Speaking in public generates enormous fear in most people. Nearly everyone dreads getting up in front of an audience and being judged.
So, learning public speaking presents an ideal opportunity in education, a kind of boot camp for facing seemingly insurmountable hurdles. Planning and practice, humility and patience, self-forgiveness and bravado --- all are part of the lesson plan.
When I began teaching public speaking to teenagers, I thought of it as a useful skill. It quickly became a template for tackling all hard work.
By age 12, all kids can figure out new skills through trial and error. It's the stuff of growing up. Public speaking is no different, except that adults have lost that agility for learning and they charge performance with stigma.
First we build proficiency at memorizing, stage presence, eye contact. Everyone is lousy at first. The initial assignments are simple: introduce a classmate, explain how to make cookies.
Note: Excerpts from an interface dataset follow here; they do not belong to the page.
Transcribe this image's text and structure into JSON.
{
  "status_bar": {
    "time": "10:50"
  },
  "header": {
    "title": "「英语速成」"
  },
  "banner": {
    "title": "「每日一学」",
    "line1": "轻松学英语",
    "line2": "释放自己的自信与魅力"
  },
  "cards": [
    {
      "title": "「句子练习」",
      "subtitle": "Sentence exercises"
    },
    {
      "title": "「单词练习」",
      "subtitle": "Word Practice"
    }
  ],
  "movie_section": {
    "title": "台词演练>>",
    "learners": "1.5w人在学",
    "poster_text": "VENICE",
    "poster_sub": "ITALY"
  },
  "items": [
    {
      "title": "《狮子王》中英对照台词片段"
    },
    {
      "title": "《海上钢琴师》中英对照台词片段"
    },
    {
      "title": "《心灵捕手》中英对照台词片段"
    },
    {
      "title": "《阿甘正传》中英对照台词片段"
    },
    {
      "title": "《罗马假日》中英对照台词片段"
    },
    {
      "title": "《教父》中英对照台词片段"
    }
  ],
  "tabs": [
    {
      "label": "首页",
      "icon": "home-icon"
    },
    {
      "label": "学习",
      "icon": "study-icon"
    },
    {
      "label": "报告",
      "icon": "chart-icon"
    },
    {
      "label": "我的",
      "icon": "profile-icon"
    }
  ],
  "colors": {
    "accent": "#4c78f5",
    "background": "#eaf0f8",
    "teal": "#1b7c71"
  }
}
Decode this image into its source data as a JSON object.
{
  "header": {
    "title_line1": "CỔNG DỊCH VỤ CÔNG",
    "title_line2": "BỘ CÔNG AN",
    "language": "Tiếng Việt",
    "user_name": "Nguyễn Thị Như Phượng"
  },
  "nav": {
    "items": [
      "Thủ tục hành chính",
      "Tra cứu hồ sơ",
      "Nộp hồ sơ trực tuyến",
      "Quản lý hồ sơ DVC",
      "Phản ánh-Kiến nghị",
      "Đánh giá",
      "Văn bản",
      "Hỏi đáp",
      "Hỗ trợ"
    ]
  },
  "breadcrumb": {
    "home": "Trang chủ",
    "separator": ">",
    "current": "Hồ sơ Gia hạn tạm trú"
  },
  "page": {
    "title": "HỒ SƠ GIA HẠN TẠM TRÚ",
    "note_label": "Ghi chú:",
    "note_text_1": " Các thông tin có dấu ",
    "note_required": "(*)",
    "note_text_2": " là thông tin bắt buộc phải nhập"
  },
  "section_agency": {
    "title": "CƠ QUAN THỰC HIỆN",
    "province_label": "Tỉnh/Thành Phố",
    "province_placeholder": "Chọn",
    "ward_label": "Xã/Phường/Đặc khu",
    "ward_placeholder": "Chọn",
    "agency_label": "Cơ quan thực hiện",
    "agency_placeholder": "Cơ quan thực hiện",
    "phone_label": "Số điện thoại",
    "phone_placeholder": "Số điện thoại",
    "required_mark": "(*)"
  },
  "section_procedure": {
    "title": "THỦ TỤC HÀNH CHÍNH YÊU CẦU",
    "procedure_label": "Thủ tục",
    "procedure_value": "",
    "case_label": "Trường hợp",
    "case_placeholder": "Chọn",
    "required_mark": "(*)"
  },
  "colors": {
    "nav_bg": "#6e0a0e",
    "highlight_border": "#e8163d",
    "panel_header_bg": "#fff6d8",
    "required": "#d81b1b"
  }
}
The group listens, commiserates, and importantly, applauds. Applause is required, as is attentive listening.